Mentions: A 34-year-old man presented with a 3-year history of symptoms consistent with GERD. His symptoms were initially controlled with proton-pump inhibitors but deteriorated in last 6 months. A chest X-ray detected SIT [Figure 1]. Oesophago-gastroduodenoscopy confirmed reflux oesophagitis with a lax lower oesophageal sphincter and sliding hiatal hernia. Patient did not cooperate for oesophageal manometry and 24 hour pH study. Nuclear gastroesophageal reflux study showed grade III reflux and hiatus hernia. The patient was offered a Nissen fundoplication. This was caried out with the patient in modified lithotomy position, which is the position we prefer for all cases of laparoscopic Nissen fundoplication. The ports were placed in a configuration that was the mirror image of our usual fundoplication procedure. One 10-mm supraumbilical camera port, 5-mm epigastric port for a Nathanson’s retractor, one 10-mm left midclavicular port and two 5-mm accessory ports below the right subcostal margin were placed. The surgeon stood in between the legs of the patient. The assistant worked from the right side of the patient, opposite his usual position. The intra-abdominal organs were visualized and SIT was confirmed [Figure 2].

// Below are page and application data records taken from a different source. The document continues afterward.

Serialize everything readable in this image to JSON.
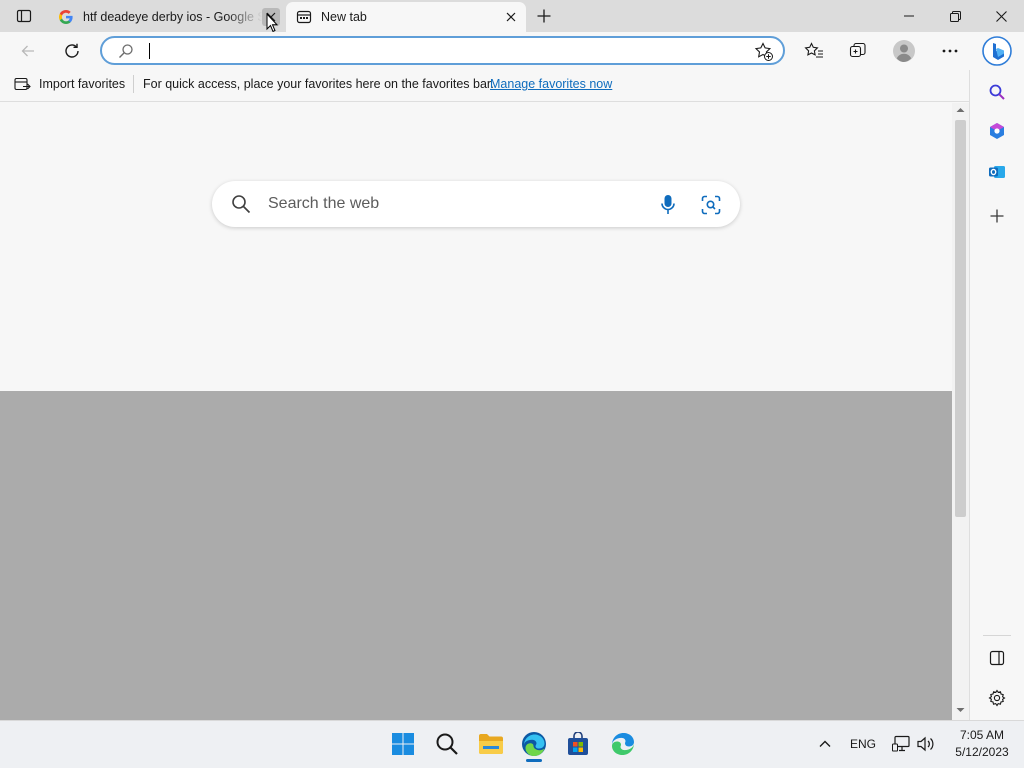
{
  "tabs": [
    {
      "title": "htf deadeye derby ios - Google S",
      "favicon": "google-icon",
      "active": false
    },
    {
      "title": "New tab",
      "favicon": "new-tab-page-icon",
      "active": true
    }
  ],
  "address_bar": {
    "value": "",
    "placeholder": ""
  },
  "favorites_bar": {
    "import_label": "Import favorites",
    "hint": "For quick access, place your favorites here on the favorites bar.",
    "manage_link": "Manage favorites now"
  },
  "new_tab_page": {
    "search_placeholder": "Search the web"
  },
  "sidebar": {
    "items": [
      "search-icon",
      "copilot-icon",
      "outlook-icon",
      "add-icon"
    ],
    "footer": [
      "split-screen-icon",
      "settings-icon"
    ]
  },
  "taskbar": {
    "apps": [
      "windows-start-icon",
      "search-icon",
      "file-explorer-icon",
      "edge-icon",
      "microsoft-store-icon",
      "edge-beta-icon"
    ],
    "tray": {
      "language": "ENG",
      "time": "7:05 AM",
      "date": "5/12/2023"
    }
  },
  "colors": {
    "accent": "#0f6cbd",
    "focus_border": "#5f9ed8",
    "page_overlay": "#ababab"
  }
}
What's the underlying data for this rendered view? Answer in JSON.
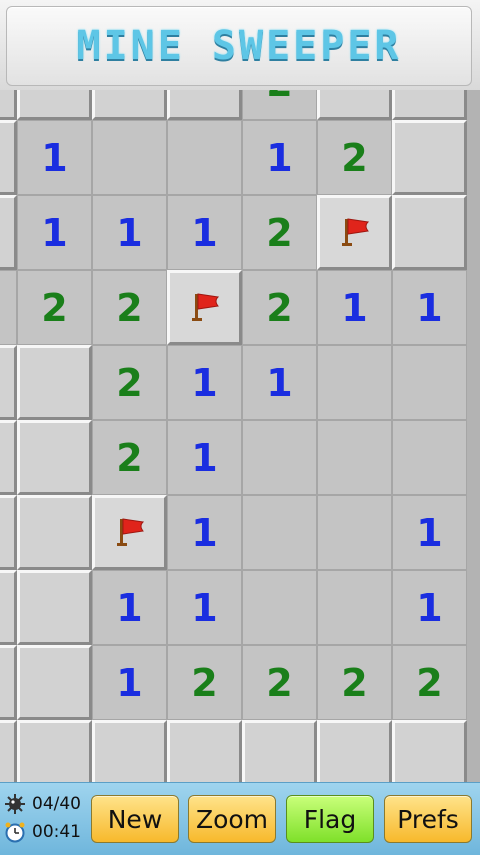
{
  "app": {
    "title": "MINE SWEEPER"
  },
  "colors": {
    "one": "#1a2de0",
    "two": "#1a7f1a",
    "flag_red": "#e0241b"
  },
  "board": {
    "legend": "H=hidden cell, E=empty opened, F=flag, digits=number of adjacent mines",
    "rows": [
      [
        "H",
        "H",
        "H",
        "H",
        "2",
        "H",
        "H"
      ],
      [
        "H",
        "1",
        "E",
        "E",
        "1",
        "2",
        "H"
      ],
      [
        "H",
        "1",
        "1",
        "1",
        "2",
        "F",
        "H"
      ],
      [
        "E",
        "2",
        "2",
        "F",
        "2",
        "1",
        "1"
      ],
      [
        "H",
        "H",
        "2",
        "1",
        "1",
        "E",
        "E"
      ],
      [
        "H",
        "H",
        "2",
        "1",
        "E",
        "E",
        "E"
      ],
      [
        "H",
        "H",
        "F",
        "1",
        "E",
        "E",
        "1"
      ],
      [
        "H",
        "H",
        "1",
        "1",
        "E",
        "E",
        "1"
      ],
      [
        "H",
        "H",
        "1",
        "2",
        "2",
        "2",
        "2"
      ],
      [
        "H",
        "H",
        "H",
        "H",
        "H",
        "H",
        "H"
      ]
    ]
  },
  "status": {
    "mines": "04/40",
    "time": "00:41"
  },
  "buttons": {
    "new": "New",
    "zoom": "Zoom",
    "flag": "Flag",
    "prefs": "Prefs"
  }
}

Bottom Line: Few technical difficulties were encountered during the operation.The position of the primary surgeon, working between the lower limbs of the patient as in case of standard fundoplication, was considered most prudent position to the success of this case.In SIT, this position provides the least visual disorientation from the reversed abdominal organs.

View Article: PubMed Central - PubMed

Affiliation: Department of Surgical Gastroenterology, Apollo Hospital, Chennai, India.

ABSTRACT
We report a laparoscopic Nissen fundoplication for gastroesophageal reflux disease (GERD) in a patient with situs inversus totalis (SIT). A 34-year-old man was diagnosed with SIT on performing chest X-ray and abdominal sonography as a routine preoperative investigations. He presented with chronic gastro-esophageal reflux disease (GERD) inadequately controlled by medications. The laparoscopic procedure was performed using five ports placed in a mirror-image configuration and with the patient in the modified lithotomy position. Few technical difficulties were encountered during the operation. The position of the primary surgeon, working between the lower limbs of the patient as in case of standard fundoplication, was considered most prudent position to the success of this case. In SIT, this position provides the least visual disorientation from the reversed abdominal organs. We recommend that preoperative detection of SIT is essential to understand the symptomatology of the patient and for planning of any upper abdominal laparoscopic procedure.

No MeSH data available.


Related in: MedlinePlus